“I had no idea what it was and ended up trying one of the classes,” she says. “It happened to be a graduation class, where everyone got their belt.”
Sousa went home and researched belt levels. The next morning, she went out and bought herself a kimono (traditional Japanese robes worn by BJJ practitioners). While she now says signing up to learn BJJ was the best decision she’s ever made, Sousa admits she felt a bit lost during her first few months of classes.
“It’s not like a pilates class where you can join in and just decide you like it… BJJ is a process,” Sousa, who switched to Afonso’s academy later in 2020, explains.
She says BJJ empowers her to overcome obstacles, both on and off the training mat. The sport is designed to minimise a person’s size and strength advantages, giving petite practitioners like Sousa the skills needed to overpower larger combatants.
“It gives me at least a chance to beat the odds, and that translates into my day-to-day life,” she says.
Sousa’s passion for BJJ has already taken her to competitions in many places in Asia.
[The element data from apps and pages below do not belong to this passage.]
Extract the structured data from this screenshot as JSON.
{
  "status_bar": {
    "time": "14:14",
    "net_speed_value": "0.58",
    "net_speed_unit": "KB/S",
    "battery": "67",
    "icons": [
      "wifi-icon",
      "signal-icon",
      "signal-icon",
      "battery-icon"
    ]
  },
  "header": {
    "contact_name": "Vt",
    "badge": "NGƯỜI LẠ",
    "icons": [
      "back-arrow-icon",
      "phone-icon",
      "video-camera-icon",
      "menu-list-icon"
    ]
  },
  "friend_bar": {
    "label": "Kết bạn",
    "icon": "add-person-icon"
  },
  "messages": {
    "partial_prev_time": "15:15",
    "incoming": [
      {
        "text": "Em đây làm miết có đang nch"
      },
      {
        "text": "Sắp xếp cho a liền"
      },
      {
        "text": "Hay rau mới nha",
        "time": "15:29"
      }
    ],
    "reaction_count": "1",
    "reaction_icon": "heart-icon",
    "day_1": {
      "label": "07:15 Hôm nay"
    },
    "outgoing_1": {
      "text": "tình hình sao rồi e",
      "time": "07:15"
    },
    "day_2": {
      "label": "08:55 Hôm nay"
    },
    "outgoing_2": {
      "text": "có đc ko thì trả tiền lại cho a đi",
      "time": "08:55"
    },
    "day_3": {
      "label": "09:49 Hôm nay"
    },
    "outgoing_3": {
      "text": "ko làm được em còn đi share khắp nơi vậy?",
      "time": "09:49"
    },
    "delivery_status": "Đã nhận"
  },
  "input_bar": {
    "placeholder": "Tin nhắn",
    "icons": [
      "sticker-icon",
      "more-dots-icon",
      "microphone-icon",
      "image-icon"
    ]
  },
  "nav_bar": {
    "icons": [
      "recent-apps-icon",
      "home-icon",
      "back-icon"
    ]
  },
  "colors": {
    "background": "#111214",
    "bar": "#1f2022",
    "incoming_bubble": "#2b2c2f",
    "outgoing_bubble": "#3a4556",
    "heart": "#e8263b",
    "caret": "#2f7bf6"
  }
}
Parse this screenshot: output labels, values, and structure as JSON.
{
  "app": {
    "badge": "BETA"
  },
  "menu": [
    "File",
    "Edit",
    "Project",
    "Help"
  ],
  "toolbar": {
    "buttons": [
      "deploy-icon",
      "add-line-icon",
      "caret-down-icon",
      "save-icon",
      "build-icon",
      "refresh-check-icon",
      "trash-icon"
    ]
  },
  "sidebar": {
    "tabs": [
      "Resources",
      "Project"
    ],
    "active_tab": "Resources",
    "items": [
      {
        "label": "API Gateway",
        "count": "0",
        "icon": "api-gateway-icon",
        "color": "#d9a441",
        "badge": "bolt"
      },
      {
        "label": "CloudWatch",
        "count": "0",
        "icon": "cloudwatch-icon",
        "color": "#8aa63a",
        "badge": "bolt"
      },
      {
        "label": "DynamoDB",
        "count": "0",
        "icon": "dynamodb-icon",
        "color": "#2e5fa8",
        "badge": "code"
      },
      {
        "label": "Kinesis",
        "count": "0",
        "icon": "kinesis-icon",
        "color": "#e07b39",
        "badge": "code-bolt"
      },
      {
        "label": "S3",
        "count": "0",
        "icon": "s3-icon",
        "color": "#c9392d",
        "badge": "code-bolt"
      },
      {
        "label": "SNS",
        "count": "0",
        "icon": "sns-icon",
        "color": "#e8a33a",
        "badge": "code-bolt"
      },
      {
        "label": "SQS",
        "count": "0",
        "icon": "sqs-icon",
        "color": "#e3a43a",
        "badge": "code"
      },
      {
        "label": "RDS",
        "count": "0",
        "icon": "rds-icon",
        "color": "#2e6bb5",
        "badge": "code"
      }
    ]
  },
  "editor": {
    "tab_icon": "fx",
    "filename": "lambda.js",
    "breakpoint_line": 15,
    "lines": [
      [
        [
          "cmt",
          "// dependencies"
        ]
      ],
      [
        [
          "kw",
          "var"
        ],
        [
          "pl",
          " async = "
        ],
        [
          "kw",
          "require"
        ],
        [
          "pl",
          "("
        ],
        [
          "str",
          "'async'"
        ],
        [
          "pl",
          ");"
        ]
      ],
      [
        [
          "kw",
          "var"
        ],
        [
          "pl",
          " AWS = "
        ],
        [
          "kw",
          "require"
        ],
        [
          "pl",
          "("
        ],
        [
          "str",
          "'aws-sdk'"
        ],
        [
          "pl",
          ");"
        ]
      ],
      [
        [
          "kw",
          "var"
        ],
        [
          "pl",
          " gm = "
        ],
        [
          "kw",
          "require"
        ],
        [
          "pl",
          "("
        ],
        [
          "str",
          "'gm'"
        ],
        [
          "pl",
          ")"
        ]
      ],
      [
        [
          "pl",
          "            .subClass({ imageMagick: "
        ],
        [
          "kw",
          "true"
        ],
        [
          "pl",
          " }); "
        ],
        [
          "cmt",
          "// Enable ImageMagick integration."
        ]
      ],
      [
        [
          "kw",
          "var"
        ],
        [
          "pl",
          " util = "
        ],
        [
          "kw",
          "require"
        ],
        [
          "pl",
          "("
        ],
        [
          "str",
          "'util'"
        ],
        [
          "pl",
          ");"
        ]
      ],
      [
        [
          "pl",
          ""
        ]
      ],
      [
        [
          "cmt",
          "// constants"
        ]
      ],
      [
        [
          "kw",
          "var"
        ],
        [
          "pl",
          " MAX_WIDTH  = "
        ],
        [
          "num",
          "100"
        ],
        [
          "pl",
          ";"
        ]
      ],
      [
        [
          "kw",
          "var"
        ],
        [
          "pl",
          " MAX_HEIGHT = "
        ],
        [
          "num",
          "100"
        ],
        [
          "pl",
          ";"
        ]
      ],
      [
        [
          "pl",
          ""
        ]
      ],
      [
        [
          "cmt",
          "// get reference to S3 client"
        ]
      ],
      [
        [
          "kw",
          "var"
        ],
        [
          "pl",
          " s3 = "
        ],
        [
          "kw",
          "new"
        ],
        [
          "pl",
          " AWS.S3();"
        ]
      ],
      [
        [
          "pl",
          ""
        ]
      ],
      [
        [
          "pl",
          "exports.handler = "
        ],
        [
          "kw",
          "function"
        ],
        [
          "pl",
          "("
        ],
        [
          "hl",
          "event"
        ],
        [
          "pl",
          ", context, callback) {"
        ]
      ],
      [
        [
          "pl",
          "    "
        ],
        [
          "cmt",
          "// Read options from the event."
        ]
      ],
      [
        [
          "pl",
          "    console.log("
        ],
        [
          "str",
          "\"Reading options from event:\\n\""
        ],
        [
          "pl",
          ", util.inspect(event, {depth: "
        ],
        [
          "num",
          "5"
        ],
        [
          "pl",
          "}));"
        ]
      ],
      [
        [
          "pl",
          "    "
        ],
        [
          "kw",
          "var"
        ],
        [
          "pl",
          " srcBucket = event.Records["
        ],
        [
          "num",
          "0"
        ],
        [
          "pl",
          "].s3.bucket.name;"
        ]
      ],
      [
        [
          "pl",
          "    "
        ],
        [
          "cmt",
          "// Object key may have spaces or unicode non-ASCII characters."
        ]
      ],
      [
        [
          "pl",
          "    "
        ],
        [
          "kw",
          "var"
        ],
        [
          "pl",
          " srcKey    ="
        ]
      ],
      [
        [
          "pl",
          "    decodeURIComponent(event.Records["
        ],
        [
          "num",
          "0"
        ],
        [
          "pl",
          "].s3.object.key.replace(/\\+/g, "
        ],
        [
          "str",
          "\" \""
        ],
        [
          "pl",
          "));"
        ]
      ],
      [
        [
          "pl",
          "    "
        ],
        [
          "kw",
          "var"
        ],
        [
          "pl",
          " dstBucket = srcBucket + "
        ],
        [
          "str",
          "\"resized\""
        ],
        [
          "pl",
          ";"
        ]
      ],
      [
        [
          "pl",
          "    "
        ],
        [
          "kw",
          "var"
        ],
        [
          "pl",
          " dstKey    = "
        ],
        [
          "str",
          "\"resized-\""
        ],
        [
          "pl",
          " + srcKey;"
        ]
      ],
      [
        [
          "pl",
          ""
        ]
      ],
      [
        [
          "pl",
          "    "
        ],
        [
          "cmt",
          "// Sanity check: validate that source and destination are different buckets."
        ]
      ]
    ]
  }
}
She’s eager for more. “My aim is to get into more tournaments because I think it’s fun,” she says. “It’s also an opportunity for me to practise my jiu-jitsu with other girls of different sizes, since I don’t get to train with a lot of girls here.”
Getting women into BJJ can be challenging; Sousa thinks it’s because it’s a ‘fighting’ sport with a lot of close contact. So far, she’s only managed to convince one female friend to join her.
Steve Lam is another BJJ evangelist. Previously involved in fencing, the 33-year-old workforce analyst discovered BJJ in 2013. He caught the bug quickly and has risen to the rank of brown belt.
“Over the past 10 years, I fell in love with the sport – it’s part of my life now,” he says. “It lets me constantly challenge myself, break through limitations, and make myself stronger.”
Lam has competed extensively, throughout Greater China as well as in Abu Dhabi, Turkmenistan, Vietnam, Thailand and Japan.
“My next goal is to earn a black belt, and then I want to become the world Brazilian jiu-jitsu champion,” he says, with seriousness.
Lam urges people of any age to give BJJ a try. Plenty of people start later in life, he points out, citing the late US chef Anthony Bourdain – who began training in his 50s. “It’s a growing sport and I hope more and more people will know about BJJ in the future,” Lam says.
While the BJJ community in Macao is small, this martial art’s popularity is growing throughout the region. In 2021, China established the China Jiu-Jitsu Council – which promotes BJJ, as well as traditional Japanese jiu-jitsu. According to China Daily, the country’s BJJ practitioners currently number about 30,000.
Afonso is looking forward to seeing how the scene develops in Macao. “Right now the objective is to keep growing, keep the community spirit alive, and to leave a little bit of… let’s say a legacy,” he says.